Recent marches have repeatedly ended in clashes between demonstrators and security forces. Youths throwing rocks have squared off against security forces spraying tear gas in melees that have dragged on well into the evening.
"We're scared but we've got to do this," said Carmen Medina, a 55-year-old social worker in the middle-class district of El Paraiso, where demonstrators were beginning to gather. "We're marching for the freedom of our country."
Maduro, who says recent protests have been little more than opposition efforts to foment violence and topple his government, has called on supporters of the ruling Socialist Party to hold a competing march in Caracas.
He says the protests echo those of 2002 that led to a brief coup against his predecessor and mentor, the late socialist leader Hugo Chavez. That putsch led to a broad purge of the armed forces who now openly proclaim their backing for Maduro.
Opposition leaders say the depth of the economic collapse in oil-producing Venezuela, in which millions struggle daily with food shortages, will prove a game-changer.
"This is a government in its terminal phase," two-time presidential candidate Henrique Capriles told Reuters on Tuesday evening.
"This is going to escalate ... and force Maduro, and his regime, to hold free and democratic elections."
A Supreme Court decision in March to assume the powers of the opposition-led Congress sparked a wave of protests that have not ebbed, even though the court has partly reversed the measure in the face of international condemnation.

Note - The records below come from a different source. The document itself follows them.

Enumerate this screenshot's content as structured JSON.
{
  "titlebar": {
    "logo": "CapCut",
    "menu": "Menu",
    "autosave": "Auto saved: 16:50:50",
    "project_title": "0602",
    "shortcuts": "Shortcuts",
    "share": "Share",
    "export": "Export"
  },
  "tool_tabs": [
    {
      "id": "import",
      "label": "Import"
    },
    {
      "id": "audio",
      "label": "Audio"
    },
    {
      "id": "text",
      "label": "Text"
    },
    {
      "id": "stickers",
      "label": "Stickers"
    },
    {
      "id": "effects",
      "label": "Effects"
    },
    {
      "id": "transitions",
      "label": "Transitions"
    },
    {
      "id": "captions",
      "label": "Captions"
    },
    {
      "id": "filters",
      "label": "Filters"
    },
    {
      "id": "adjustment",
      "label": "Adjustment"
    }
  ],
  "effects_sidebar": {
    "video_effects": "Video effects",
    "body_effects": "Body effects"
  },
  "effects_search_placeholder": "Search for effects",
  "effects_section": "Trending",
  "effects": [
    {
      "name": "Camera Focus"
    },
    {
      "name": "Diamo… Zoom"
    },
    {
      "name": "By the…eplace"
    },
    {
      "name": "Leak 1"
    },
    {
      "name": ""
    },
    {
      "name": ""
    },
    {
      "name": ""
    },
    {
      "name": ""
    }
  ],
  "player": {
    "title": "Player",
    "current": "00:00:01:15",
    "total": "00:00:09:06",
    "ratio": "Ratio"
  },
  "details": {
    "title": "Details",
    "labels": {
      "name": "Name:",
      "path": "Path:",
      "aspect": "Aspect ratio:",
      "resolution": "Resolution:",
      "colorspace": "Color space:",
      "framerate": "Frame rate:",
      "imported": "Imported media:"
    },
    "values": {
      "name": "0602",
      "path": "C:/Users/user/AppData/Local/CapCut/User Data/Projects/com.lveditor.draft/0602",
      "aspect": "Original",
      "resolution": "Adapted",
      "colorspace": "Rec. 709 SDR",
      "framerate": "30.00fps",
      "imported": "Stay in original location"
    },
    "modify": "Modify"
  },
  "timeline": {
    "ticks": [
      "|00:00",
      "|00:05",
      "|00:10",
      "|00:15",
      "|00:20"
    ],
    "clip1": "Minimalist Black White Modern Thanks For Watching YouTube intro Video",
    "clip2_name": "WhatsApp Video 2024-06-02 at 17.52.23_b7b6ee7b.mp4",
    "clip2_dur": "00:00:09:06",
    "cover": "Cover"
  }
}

Further spurring outrage was a decision by the national comptroller's office earlier this month to disqualify Capriles from holding office for 15 years, dashing his hopes for the presidency.
The elections council, which is sympathetic to the government, has delayed votes for state governors that were supposed to take place last year. The opposition charges that this is because the ruling Socialist Party would be likely to fare poorly in such a vote.

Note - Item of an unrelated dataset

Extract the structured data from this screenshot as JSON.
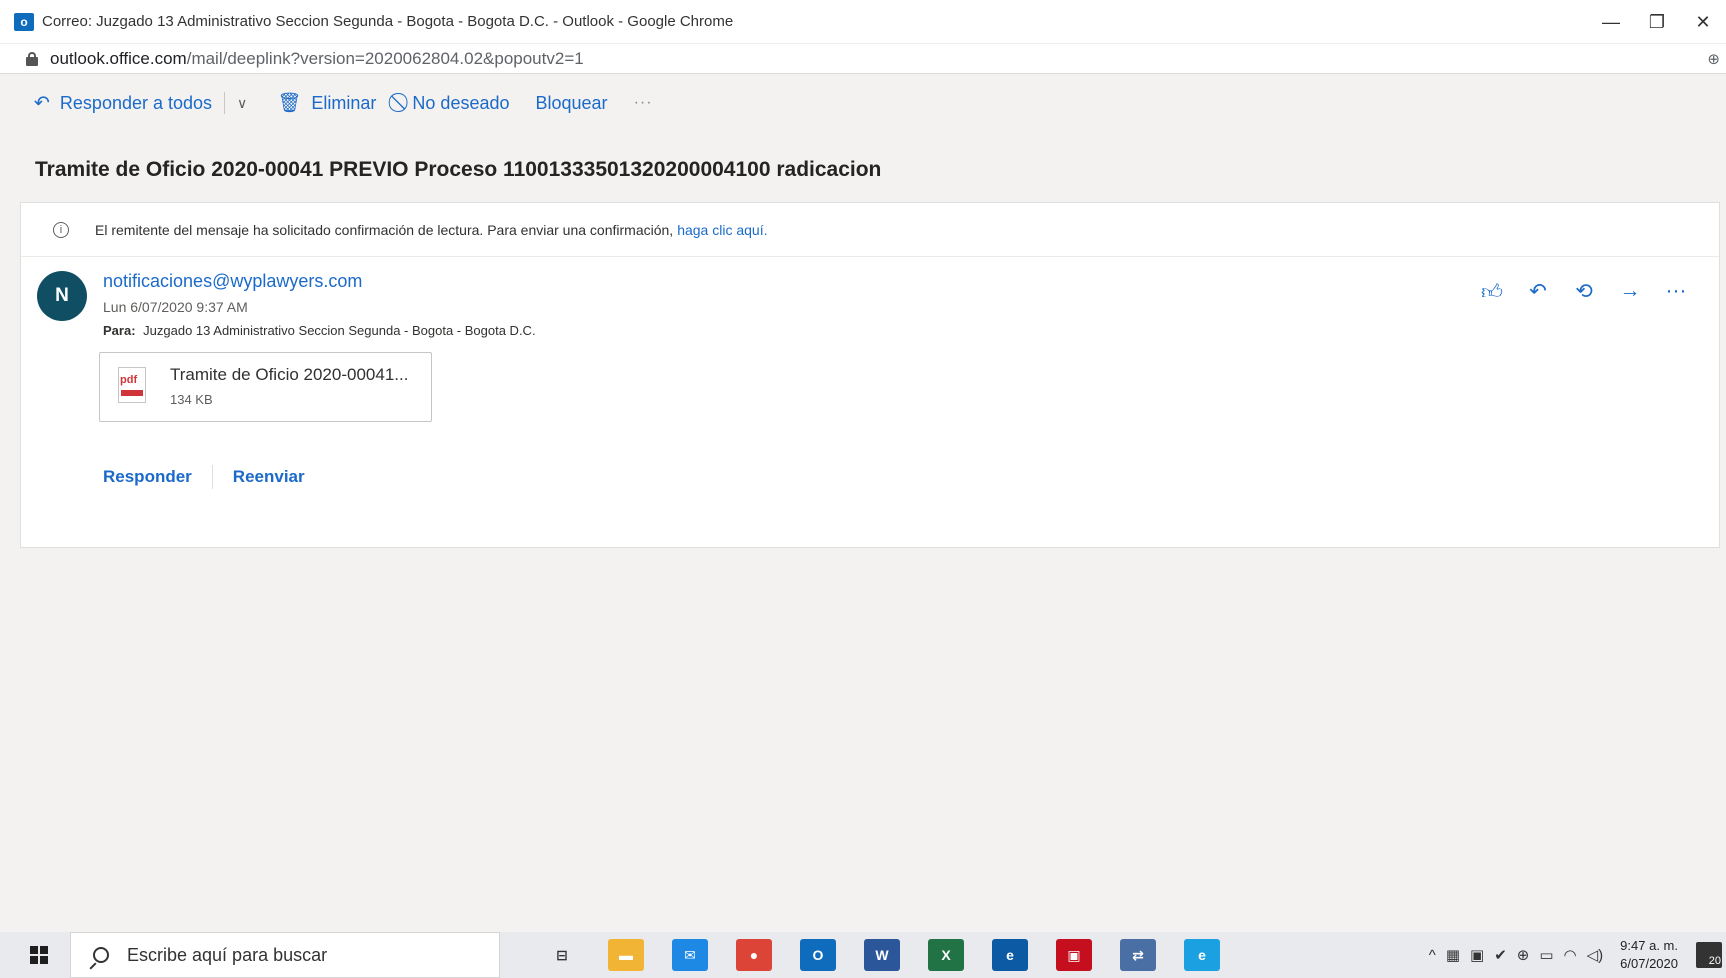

Eleven Latin American countries issued a joint statement this week calling on authorities to set a time frame for elections to "allow for a quick solution to the crisis that Venezuela is living through."
Opposition supporters congregated at more than two dozen meeting points around Caracas and plan to converge on the office of the state ombudsman, a guarantor of human rights.
Previous efforts to march there have been blocked by the National Guard, resulting in clashes. Authorities closed metro stations and set up checkpoints on highways, which critics called an effort to slow the opposition mobilization.
Demonstrators also gathered in the southern city of Puerto Ordaz, home to Venezuela's struggling state-run mining companies, and in the border city of San Cristobal and the oil city of Maracaibo.
"I've just graduated ... and what I've got in the bank isn't enough for a bottle of cooking oil," said Gregorio Mendoza, a 23 -year-old engineer in Puerto Ordaz. "We're poorer every day."
Socialist Party officials dismiss the opposition marches as efforts to destabilize the government, pointing to protester barricades and vandalism, and have called on supporters to rally around Maduro.
"They've got the right to march but marching isn't burning stuff, throwing rocks," said Jahil Marcano, a 48-year-old construction worker who had joined the pro-government rally. "They view us Chavistas with hatred."
(Additional reporting by Diego Ore and Andreina Aponte in Caracas, Maria Ramirez in Puerto Ordaz, Isaac Urrutia in Maracaibo and Anggy Polanco in San Cristobal.; Editing by Christian Plumb, Lisa Shumaker and Frances Kerry)